**** Data for this task ****

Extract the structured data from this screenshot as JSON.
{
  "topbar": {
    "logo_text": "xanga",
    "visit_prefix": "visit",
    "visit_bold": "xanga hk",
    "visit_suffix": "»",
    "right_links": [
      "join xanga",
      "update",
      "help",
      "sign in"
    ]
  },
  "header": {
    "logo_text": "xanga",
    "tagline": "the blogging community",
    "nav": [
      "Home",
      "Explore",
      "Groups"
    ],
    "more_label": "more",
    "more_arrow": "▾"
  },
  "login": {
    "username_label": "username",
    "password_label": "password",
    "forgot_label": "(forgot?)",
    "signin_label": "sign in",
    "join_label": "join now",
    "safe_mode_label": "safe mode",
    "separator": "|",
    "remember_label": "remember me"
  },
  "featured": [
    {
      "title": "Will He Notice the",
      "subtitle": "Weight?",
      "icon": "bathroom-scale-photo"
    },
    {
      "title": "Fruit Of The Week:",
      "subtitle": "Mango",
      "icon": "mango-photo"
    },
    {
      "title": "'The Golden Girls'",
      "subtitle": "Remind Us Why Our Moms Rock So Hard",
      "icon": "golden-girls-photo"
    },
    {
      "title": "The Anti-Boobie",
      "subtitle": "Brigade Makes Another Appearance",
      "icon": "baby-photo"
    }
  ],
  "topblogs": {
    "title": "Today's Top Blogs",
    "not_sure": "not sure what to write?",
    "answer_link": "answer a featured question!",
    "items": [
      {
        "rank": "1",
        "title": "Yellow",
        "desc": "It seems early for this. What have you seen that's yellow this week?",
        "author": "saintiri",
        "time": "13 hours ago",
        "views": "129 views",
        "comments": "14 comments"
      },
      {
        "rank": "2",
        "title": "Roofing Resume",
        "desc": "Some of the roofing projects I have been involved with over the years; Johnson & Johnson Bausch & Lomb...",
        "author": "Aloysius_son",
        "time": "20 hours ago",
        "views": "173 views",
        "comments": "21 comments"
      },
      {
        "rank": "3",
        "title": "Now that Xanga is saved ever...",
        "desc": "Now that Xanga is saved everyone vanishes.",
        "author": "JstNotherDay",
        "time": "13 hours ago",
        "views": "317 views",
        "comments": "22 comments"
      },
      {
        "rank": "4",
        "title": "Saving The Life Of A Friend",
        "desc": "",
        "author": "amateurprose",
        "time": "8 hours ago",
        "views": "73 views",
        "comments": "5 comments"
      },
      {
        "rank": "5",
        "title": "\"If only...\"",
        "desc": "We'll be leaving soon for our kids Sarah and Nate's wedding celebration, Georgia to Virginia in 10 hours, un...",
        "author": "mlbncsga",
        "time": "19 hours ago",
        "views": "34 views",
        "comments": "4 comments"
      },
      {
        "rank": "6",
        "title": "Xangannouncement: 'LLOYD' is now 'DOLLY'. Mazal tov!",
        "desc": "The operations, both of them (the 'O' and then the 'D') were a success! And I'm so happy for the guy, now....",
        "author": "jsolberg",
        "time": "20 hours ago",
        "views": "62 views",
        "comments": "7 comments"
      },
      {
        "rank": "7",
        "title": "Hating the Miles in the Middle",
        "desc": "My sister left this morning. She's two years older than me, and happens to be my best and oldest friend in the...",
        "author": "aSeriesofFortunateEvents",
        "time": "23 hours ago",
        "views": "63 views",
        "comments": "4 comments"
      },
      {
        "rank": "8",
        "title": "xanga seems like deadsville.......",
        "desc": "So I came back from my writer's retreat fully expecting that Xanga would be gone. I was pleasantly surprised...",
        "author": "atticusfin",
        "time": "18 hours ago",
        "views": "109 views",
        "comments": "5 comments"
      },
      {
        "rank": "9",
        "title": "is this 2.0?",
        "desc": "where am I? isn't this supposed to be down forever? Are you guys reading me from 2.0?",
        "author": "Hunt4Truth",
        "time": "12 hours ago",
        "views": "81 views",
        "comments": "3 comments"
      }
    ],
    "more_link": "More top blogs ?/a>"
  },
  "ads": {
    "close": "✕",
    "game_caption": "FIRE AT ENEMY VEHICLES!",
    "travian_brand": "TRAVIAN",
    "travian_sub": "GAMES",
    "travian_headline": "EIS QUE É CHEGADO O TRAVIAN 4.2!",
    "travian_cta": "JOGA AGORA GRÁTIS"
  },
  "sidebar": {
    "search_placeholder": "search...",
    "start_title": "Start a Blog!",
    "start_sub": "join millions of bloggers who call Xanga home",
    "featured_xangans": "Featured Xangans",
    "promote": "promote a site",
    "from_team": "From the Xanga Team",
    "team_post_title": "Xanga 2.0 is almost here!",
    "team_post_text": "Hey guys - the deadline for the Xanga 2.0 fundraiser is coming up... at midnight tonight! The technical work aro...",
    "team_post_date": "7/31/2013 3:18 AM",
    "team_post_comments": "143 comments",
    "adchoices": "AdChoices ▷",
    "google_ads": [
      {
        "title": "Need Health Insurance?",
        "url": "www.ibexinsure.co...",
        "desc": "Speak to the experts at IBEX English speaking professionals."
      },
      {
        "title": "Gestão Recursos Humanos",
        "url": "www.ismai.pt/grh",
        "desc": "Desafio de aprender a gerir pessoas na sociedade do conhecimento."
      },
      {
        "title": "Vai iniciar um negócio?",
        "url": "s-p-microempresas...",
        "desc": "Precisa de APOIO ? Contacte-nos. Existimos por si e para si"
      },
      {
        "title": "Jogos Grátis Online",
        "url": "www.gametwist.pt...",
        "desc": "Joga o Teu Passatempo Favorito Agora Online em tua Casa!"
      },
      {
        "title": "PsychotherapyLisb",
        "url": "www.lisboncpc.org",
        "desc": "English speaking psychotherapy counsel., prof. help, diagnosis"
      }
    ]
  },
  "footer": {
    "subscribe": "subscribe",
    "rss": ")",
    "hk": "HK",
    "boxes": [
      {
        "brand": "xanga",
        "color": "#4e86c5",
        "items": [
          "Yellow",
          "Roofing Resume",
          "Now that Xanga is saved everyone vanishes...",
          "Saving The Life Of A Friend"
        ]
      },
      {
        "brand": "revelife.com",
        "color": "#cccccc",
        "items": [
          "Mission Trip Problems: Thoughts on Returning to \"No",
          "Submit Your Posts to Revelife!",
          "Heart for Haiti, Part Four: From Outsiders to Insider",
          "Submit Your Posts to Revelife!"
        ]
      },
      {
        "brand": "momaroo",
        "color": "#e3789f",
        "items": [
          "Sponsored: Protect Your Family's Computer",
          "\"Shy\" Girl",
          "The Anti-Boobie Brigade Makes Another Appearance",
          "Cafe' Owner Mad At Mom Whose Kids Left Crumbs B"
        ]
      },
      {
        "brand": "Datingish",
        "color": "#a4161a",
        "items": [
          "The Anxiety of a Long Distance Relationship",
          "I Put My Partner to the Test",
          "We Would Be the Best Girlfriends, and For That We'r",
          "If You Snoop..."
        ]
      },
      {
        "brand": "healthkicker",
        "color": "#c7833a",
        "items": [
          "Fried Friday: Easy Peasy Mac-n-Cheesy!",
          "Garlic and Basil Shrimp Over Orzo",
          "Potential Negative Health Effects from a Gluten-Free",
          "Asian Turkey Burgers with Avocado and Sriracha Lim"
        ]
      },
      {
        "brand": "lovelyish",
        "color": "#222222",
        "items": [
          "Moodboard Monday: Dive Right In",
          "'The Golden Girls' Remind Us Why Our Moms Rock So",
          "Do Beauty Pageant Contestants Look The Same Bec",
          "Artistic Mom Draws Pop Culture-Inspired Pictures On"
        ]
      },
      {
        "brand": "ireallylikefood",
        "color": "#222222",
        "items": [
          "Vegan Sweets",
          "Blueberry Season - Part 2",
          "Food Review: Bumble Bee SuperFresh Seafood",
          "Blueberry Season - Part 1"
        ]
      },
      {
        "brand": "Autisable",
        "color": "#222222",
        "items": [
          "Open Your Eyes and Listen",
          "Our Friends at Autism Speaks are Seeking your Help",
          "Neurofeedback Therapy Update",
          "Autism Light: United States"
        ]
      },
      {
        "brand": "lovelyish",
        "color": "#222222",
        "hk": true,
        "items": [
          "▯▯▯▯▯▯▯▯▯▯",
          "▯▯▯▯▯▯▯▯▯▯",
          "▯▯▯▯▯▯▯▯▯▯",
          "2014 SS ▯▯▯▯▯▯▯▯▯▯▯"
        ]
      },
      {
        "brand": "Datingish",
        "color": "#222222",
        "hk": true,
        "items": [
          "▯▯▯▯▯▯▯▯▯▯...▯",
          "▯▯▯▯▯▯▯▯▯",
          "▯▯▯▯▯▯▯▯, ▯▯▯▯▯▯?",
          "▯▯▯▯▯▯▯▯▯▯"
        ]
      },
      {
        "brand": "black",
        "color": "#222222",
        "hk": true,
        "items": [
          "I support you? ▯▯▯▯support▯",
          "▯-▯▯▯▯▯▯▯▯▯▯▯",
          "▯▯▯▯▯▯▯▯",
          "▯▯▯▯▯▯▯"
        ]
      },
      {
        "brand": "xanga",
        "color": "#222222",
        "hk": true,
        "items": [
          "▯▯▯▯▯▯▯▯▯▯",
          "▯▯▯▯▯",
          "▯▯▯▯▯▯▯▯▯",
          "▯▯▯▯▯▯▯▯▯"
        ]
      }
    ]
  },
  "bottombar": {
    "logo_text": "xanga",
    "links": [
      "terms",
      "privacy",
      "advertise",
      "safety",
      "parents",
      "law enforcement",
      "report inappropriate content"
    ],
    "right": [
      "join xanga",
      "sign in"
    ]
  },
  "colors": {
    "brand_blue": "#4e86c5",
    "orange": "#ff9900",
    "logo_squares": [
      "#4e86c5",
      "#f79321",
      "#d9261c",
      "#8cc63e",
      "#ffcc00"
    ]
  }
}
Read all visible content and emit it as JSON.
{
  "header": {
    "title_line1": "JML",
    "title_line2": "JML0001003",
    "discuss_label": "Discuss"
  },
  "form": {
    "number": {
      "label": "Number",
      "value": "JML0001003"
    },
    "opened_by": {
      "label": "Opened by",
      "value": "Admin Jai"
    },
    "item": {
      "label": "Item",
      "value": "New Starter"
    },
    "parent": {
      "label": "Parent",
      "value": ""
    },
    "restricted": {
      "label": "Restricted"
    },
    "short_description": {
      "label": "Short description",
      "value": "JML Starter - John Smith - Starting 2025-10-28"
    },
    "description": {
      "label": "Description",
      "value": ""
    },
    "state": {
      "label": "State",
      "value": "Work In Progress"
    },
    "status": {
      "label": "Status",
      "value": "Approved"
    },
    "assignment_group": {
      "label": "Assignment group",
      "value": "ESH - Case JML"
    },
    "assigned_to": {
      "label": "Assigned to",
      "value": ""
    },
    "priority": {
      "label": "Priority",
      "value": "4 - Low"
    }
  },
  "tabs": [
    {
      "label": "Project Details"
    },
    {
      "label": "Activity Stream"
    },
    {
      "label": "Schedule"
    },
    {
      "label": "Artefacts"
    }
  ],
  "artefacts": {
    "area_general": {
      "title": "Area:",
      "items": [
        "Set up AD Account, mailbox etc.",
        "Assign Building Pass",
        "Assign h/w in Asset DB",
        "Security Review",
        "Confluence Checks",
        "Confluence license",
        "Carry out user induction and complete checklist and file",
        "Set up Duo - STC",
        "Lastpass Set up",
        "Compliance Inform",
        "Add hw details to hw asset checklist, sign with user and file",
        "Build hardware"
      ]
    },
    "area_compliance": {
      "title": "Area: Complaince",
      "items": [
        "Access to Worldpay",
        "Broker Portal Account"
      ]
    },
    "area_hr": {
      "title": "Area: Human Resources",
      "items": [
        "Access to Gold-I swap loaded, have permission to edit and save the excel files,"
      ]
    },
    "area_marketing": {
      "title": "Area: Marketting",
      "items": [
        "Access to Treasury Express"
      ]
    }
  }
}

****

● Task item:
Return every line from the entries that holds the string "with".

● Answer space:
        "desc": "Some of the roofing projects I have been involved with over the years; Johnson & Johnson Bausch & Lomb...",
          "Asian Turkey Burgers with Avocado and Sriracha Lim"
        "Add hw details to hw asset checklist, sign with user and file",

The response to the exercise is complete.